A hearty, stick-to-your-ribs recipe for gumbo stew, packed full of smoked sausage, shrimp, okra, and served over rice.
There is something you should know about me. I am slowly going insane because I used “gotta” in the title above. Gotta is not an appropriate way to say anything, but “When You Have to Gumbo” is lacking the musical alliteration quality of the current title. Please overlook this grammatical foible as a form of creative license.
: the part of a sword or foil blade between the middle and point
: a minor flaw or shortcoming in character or behavior : weakness – Merriam-Webster
I have many foibles that could be attributed to my person. Some are larger than others, but I hope you can learn to overlook them and look at me as a package, complete with faults and inconsistencies and…oh, I didn’t put filé powder in the gumbo. I went the okra route. Hopefully not a dealbreaker.
The process of making gumbo involved a random sifting through the recipes available on the internet. I read through the lot of them, made a few notes, and then plucked bits and pieces from several sources, collecting and collating until I came up with something that sounded a bit different than what was available and a bit similar to what was traditional. Oh, and it involved ingredients I generally have on hand, hence the lack of certain ingredients for which I hope to be forgiven. No one cares, right? Good.
Gumbo is one of those meals that makes a lot of food. Easily doubled, it feeds a crowd. The most difficult parts are chopping (that’s what husband’s are for) and then having to smell it for the hour or more that it’s simmering away on the stove before you can dig in.
- If you prefer, you can always substitute the okra for filé powder to thicken it at the end instead. Not everyone is an okra fan.
- If you do want to use okra, fresh is best. I found mine at Whole Foods since the market is just about closed up for the season.
- I didn’t have any clam juice, so I just added water. “Just add water.” It’s like a pancake mix, except more savory. It wasn’t lacking for flavor. You could also always make shrimp stock from all those shrimp heads and peels you peeled yourself. Ahem. (Nope, didn’t do that either.)
- You don’t need to serve gumbo over rice. You could eat it as thick stew or serve it over quinoa or something similar.
1 pound smoked sausage, cut into 1/2″ pieces

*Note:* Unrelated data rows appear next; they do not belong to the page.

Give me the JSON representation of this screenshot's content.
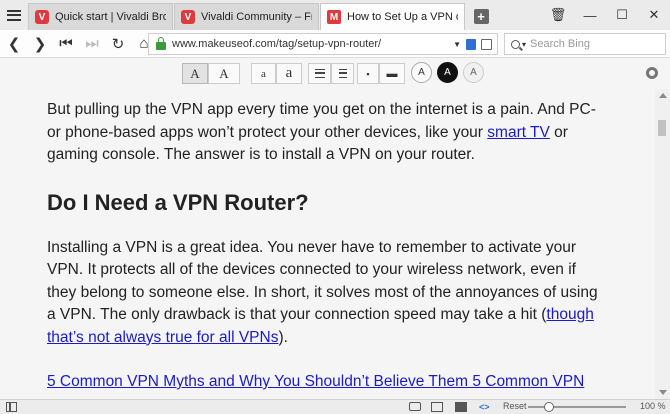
{
  "browser": {
    "tabs": [
      {
        "title": "Quick start | Vivaldi Browser",
        "favicon": "V",
        "active": false
      },
      {
        "title": "Vivaldi Community – Free we",
        "favicon": "V",
        "active": false
      },
      {
        "title": "How to Set Up a VPN on You",
        "favicon": "M",
        "active": true
      }
    ],
    "url": "www.makeuseof.com/tag/setup-vpn-router/",
    "search_placeholder": "Search Bing"
  },
  "reader": {
    "font_serif": "A",
    "font_sans": "A",
    "size_small": "a",
    "size_large": "a",
    "theme_light": "A",
    "theme_dark": "A",
    "theme_gray": "A"
  },
  "article": {
    "p1_text": "But pulling up the VPN app every time you get on the internet is a pain. And PC- or phone-based apps won’t protect your other devices, like your ",
    "p1_link": "smart TV",
    "p1_tail": " or gaming console. The answer is to install a VPN on your router.",
    "heading": "Do I Need a VPN Router?",
    "p2_text": "Installing a VPN is a great idea. You never have to remember to activate your VPN. It protects all of the devices connected to your wireless network, even if they belong to someone else. In short, it solves most of the annoyances of using a VPN. The only drawback is that your connection speed may take a hit (",
    "p2_link": "though that’s not always true for all VPNs",
    "p2_tail": ").",
    "cut_link": "5 Common VPN Myths and Why You Shouldn’t Believe Them 5 Common VPN"
  },
  "status": {
    "reset_label": "Reset",
    "zoom": "100 %"
  },
  "colors": {
    "accent_red": "#e03a3e",
    "link_blue": "#1a1acb",
    "lock_green": "#3a9b3a"
  }
}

1/3 cup safflower or peanut oil
1/2 cup flour
1 tablespoon smoked paprika
2 teaspoons garlic powder
2 teaspoons onion powder
2 teaspoons oregano
2 teaspoons dried thyme
1 teaspoon celery seed
1/2 – 1 teaspoon cayenne pepper, depending on heat preference
1/2 teaspoon black pepper
1 sweet bell pepper, diced
1 large onion, diced
1 cup diced celery
2 cups diced tomatoes (fresh or canned)
1 cup dry white wine
4 cups chicken stock
2 cups water (can substitute clam juice)
2 bay leaves
1/2 pound okra, cut into coins
1 pound raw shrimp, peeled and deveined
4 green onions, diced
Cooked rice for serving
In a large stockpot over medium heat, cook the bacon until crisp. Remove the bacon bits, drain on a paper towel, and set aside. Add the sausage to the bacon grease and cook until edges are lightly browned. Remove from the pan and set aside.
Pour all but 2 tablespoons of the oil into the pan along with the bacon grease and sausage drippings. When the oil is hot, whisk in the flour. Continue cooking, stirring nearly continuously, until the mixture turns a golden brown life a coffee with cream color, about 10 minutes. Add in the remaining oil and the paprika, garlic powder, onion powder, thyme, oregano, celery seed, cayenne, and the black pepper. Cook for another 3 minutes.
Add the onion, bell pepper, and celery. Cook for 5 minutes until softened. Stir in the tomatoes and the white wine. Slowly stir in the stock and the water until they are incorporated. Add the bay leaves. Cover, bring to a low boil, reduce heat and simmer for 45 to 60 minutes.
Remove the bay leaves from the pot. Add the reserved sausage and then the okra and cook another 10 minutes, just until they are tender. Gumbo will thicken quickly after the okra is added. Stir in the shrimp and cook for 5 minutes until just opaque along the center. Stir in the green onions and season with salt just before serving. Serve over rice, garnished with parsley and bacon bits.
Makes 8-10 servings